Gasherbrum III: Failure is Part of the Game

Marek Holecek and Radoslav Groh had to turn back earlier this week on Masherbrum. And now Tom Livingstone of the UK and Ales Cesen of Slovenia had to do the same on Gasherbrum III. With the high success rate on guided 8,000m peaks, we sometimes forget that big mountains are hard. At least, for those on unclimbed routes with no support except the gear that they themselves carry.

Only summited twice

The third-highest Gasherbrum is only 48m shy of 8,000m. That immediately attracts serious alpinists — fewer guided collectors to contend with. Its approach is also longer and trickier than the way to its two taller brothers. Climbers must first get up part of GII’s Southwest Ridge, then turn left to GIII.

On the other hand, Gasherbrum III is not quite as challenging and aesthetic as the slightly lower but difficult Gasherbrum IV.

No wonder GIII has been summited only twice. And yet, both times were epic. The legendary Wanda Rutkiewicz, together with Alison Chadwick-Onyszkiewicz, Janusz Onyszkiewicz, and Krzysztof Zdzitowiecki made the first ascent in 1975 via the East Face. Basque climbers Alberto Iñurrategi and Jon Beloki made the second ascent in 2004.

Livingstone and Cesen hoped to bag the third ascent via a new line. They knew the odds were against them, and as it turned out, the odds won.

Gasherbrum III and filigreed clouds

Cloud art over Gasherbrum III. Photo. Ales Cesen

Wind decided

In a brief report, Ales Cesen explained that they reached 7,800m. Beyond that point, they saw no way to advance further, mainly because of high winds. They decided the only wise thing to do was to turn around, as Holecek and Groh decided about their own attempt on Masherbrum’s West Face.

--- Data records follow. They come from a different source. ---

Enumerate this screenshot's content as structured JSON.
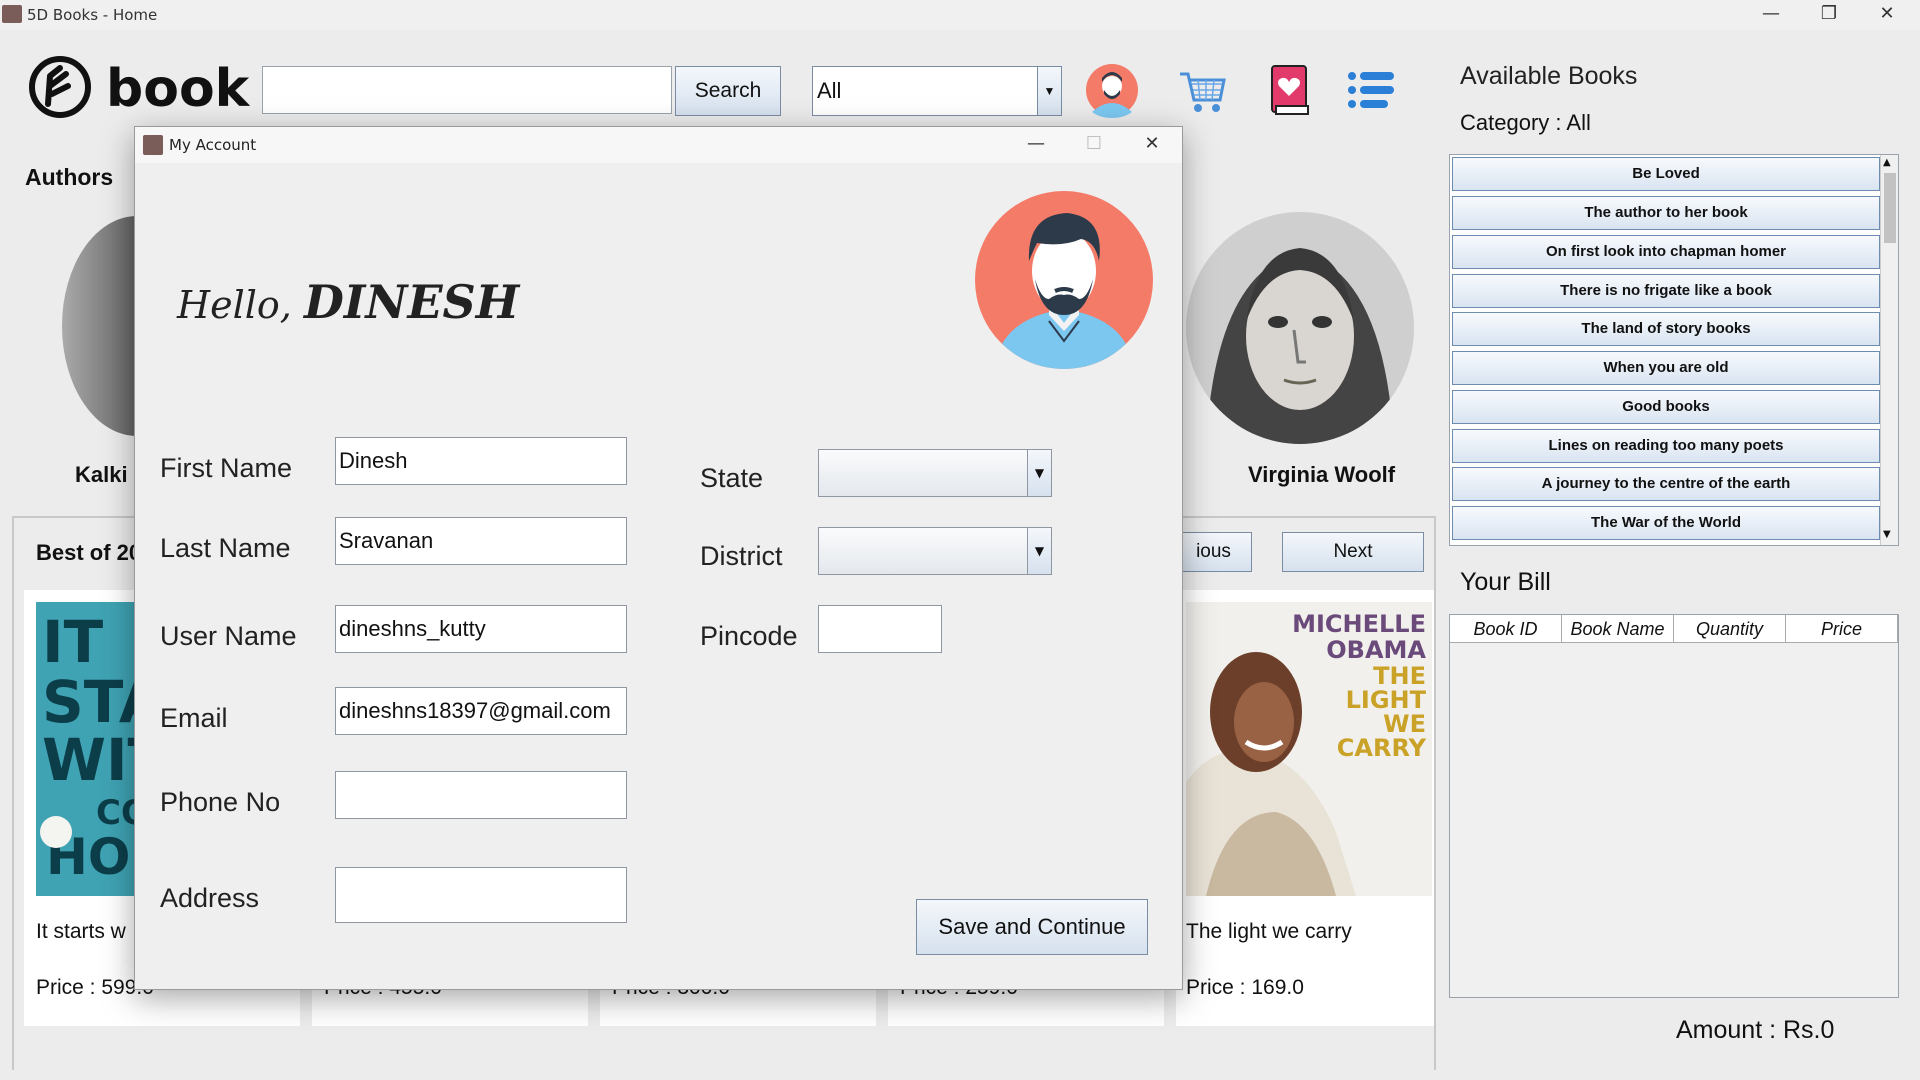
{
  "window": {
    "title": "5D Books - Home",
    "controls": {
      "minimize": "—",
      "restore": "❐",
      "close": "✕"
    }
  },
  "toolbar": {
    "search_value": "",
    "search_label": "Search",
    "category_selected": "All",
    "icons": [
      "user-avatar-icon",
      "cart-icon",
      "favorite-book-icon",
      "menu-list-icon"
    ]
  },
  "home": {
    "authors_label": "Authors",
    "authors": [
      "Kalki",
      "Virginia Woolf"
    ],
    "best_label": "Best of 20",
    "prev_label": "ious",
    "next_label": "Next",
    "books": [
      {
        "title": "It starts w",
        "price": "Price : 599.0"
      },
      {
        "title": "",
        "price": "Price : 455.0"
      },
      {
        "title": "",
        "price": "Price : 300.0"
      },
      {
        "title": "",
        "price": "Price : 259.0"
      },
      {
        "title": "The light we carry",
        "price": "Price : 169.0"
      }
    ],
    "cover_texts": {
      "book1": [
        "IT",
        "STA",
        "WIT",
        "CO",
        "HO"
      ],
      "book5_author": [
        "MICHELLE",
        "OBAMA"
      ],
      "book5_title": [
        "THE",
        "LIGHT",
        "WE",
        "CARRY"
      ]
    }
  },
  "right_panel": {
    "available_title": "Available Books",
    "category_label": "Category  :  All",
    "books": [
      "Be Loved",
      "The author to her book",
      "On first look into chapman homer",
      "There is no frigate like a book",
      "The land of story books",
      "When you are old",
      "Good books",
      "Lines on reading too many poets",
      "A journey to the centre of the earth",
      "The War of the World"
    ],
    "bill_title": "Your Bill",
    "bill_columns": [
      "Book ID",
      "Book Name",
      "Quantity",
      "Price"
    ],
    "amount": "Amount :  Rs.0"
  },
  "dialog": {
    "title": "My Account",
    "greeting": "Hello, ",
    "user_name": "DINESH",
    "labels": {
      "first_name": "First Name",
      "last_name": "Last Name",
      "user_name": "User Name",
      "email": "Email",
      "phone": "Phone No",
      "address": "Address",
      "state": "State",
      "district": "District",
      "pincode": "Pincode"
    },
    "values": {
      "first_name": "Dinesh",
      "last_name": "Sravanan",
      "user_name": "dineshns_kutty",
      "email": "dineshns18397@gmail.com",
      "phone": "",
      "address": "",
      "state": "",
      "district": "",
      "pincode": ""
    },
    "save_label": "Save and Continue"
  },
  "colors": {
    "avatar_bg": "#f47b67",
    "avatar_shirt": "#7cc7f0",
    "button_gradient_top": "#f4f7fb",
    "button_gradient_bottom": "#d6e1ee",
    "list_border": "#6e8bb0"
  }
}
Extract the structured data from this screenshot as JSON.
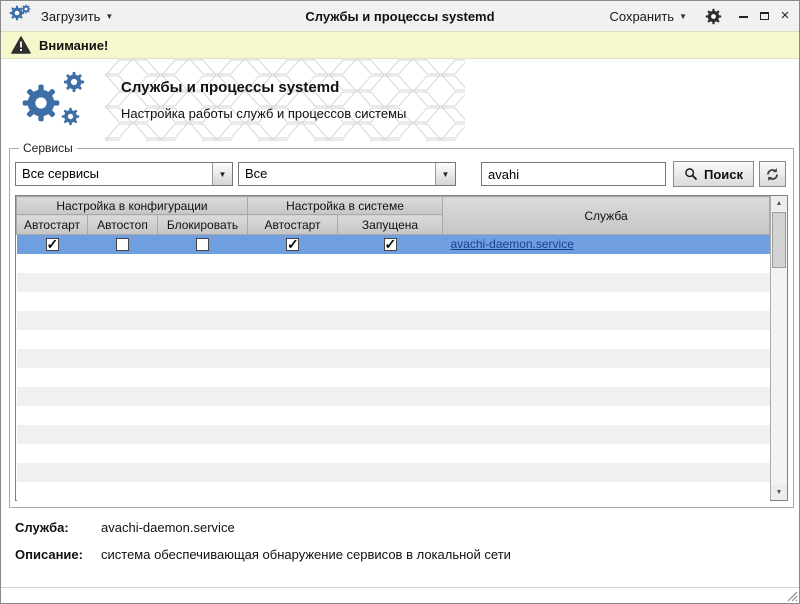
{
  "titlebar": {
    "load_label": "Загрузить",
    "title": "Службы и процессы systemd",
    "save_label": "Сохранить"
  },
  "warning": {
    "text": "Внимание!"
  },
  "header": {
    "title": "Службы и процессы systemd",
    "subtitle": "Настройка работы служб и процессов системы"
  },
  "controls": {
    "legend": "Сервисы",
    "service_filter": "Все сервисы",
    "state_filter": "Все",
    "search_value": "avahi",
    "search_label": "Поиск"
  },
  "table": {
    "group_config": "Настройка в конфигурации",
    "group_system": "Настройка в системе",
    "service_header": "Служба",
    "col_autostart_cfg": "Автостарт",
    "col_autostop": "Автостоп",
    "col_block": "Блокировать",
    "col_autostart_sys": "Автостарт",
    "col_running": "Запущена",
    "rows": [
      {
        "config_autostart": true,
        "config_autostop": false,
        "config_block": false,
        "system_autostart": true,
        "system_running": true,
        "service": "avachi-daemon.service"
      }
    ]
  },
  "details": {
    "service_label": "Служба:",
    "service_value": "avachi-daemon.service",
    "description_label": "Описание:",
    "description_value": "система обеспечивающая обнаружение сервисов в локальной сети"
  },
  "colors": {
    "selection": "#6f9fe0",
    "warning_bg": "#f7f7cc",
    "accent_blue": "#3d6ea5",
    "link": "#17418f"
  }
}
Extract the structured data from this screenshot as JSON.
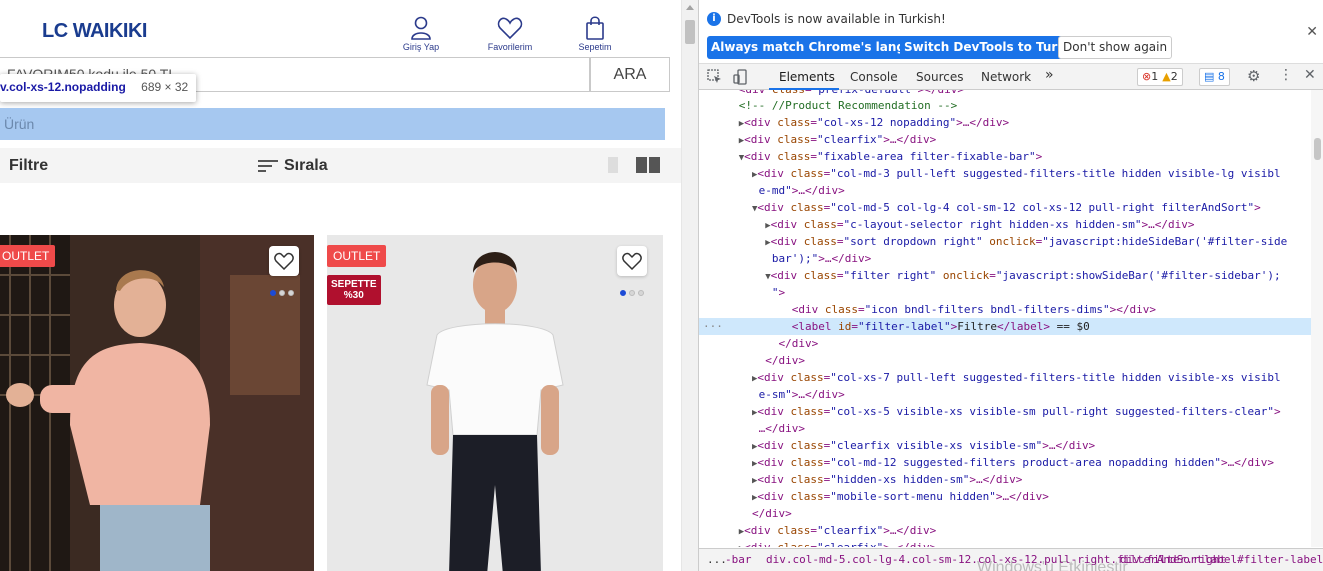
{
  "site": {
    "brand": "LC WAIKIKI",
    "header_actions": [
      {
        "label": "Giriş Yap",
        "icon": "user-icon"
      },
      {
        "label": "Favorilerim",
        "icon": "heart-icon"
      },
      {
        "label": "Sepetim",
        "icon": "bag-icon"
      }
    ],
    "search_value": "FAVORIM50 kodu ile 50 TL",
    "search_button": "ARA",
    "inspect_tooltip": {
      "selector": "v.col-xs-12.nopadding",
      "size": "689 × 32"
    },
    "highlight_text": "Ürün",
    "filter_label": "Filtre",
    "sort_label": "Sırala",
    "products": [
      {
        "badge": "OUTLET"
      },
      {
        "badge": "OUTLET",
        "promo_line1": "SEPETTE",
        "promo_line2": "%30"
      }
    ]
  },
  "devtools": {
    "info_message": "DevTools is now available in Turkish!",
    "info_buttons": [
      "Always match Chrome's language",
      "Switch DevTools to Turkish",
      "Don't show again"
    ],
    "tabs": [
      "Elements",
      "Console",
      "Sources",
      "Network"
    ],
    "more_tabs": "»",
    "errors": "1",
    "warnings": "2",
    "messages": "8",
    "selected_suffix": " == $0",
    "breadcrumbs": [
      "...",
      "-bar",
      "div.col-md-5.col-lg-4.col-sm-12.col-xs-12.pull-right.filterAndSort",
      "div.filter.right",
      "label#filter-label"
    ],
    "watermark": "Windows'u Etkinleştir"
  },
  "colors": {
    "brand": "#1a3c8f",
    "highlight": "#a6c8f0",
    "badge": "#ef4a4a",
    "promo": "#b0102e",
    "devtools_accent": "#1a73e8"
  }
}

“I am still…proud of our decisions to make the climbing and descending reasonably safe at all stages,” Cesen said.

Social media climbing and helicopters

The duo will post further when they arrive home. As Tom Livingstone wrote before leaving for Pakistan, he sees no point in publicizing climbs before or during an expedition.

“Imagine having a guy sit in base camp who gets all your photos and videos, runs down the valley for a few days to get a signal, and then posts on your account? How mad is that?” wondered Livingstone. Some teams in Pakistan this summer were doing exactly that, he avers.

Tom Livingstone shows the Victory sign while resting on the grass, leaning against a rock.

Tom Livingstone at home before the GIII expedition. Photo: Tom Livingstone/Instagram


Livingstone also used social media to throw a little shadow on “two teams who did great climbs last year” but were airlifted from the mountain (above Base Camp). He wonders whether these were helicopter rescues and therefore not a complete climb. It isn’t a coincidence that this is exactly what happened to Holecek and Groh on Baruntse last year.

Livingstone did not need a helicopter after attempting Gasherbrum III, nor did he need one after succeeding on Tengkampoche’s Northeast Pillar in Nepal last year. Still, for different reasons, his own 2021 climb was not free from controversy.

Angela Benavides

Angela Benavides graduated university in journalism and specializes in high-altitude mountaineering and expedition news. She has been writing about climbing and mountaineering, adventure and outdoor sports for 20+ years.

Prior to that, Angela Benavides spent time at/worked at a number of local and international media. She is also experienced in outdoor-sport consultancy for sponsoring corporations, press manager and communication executive, and a published author.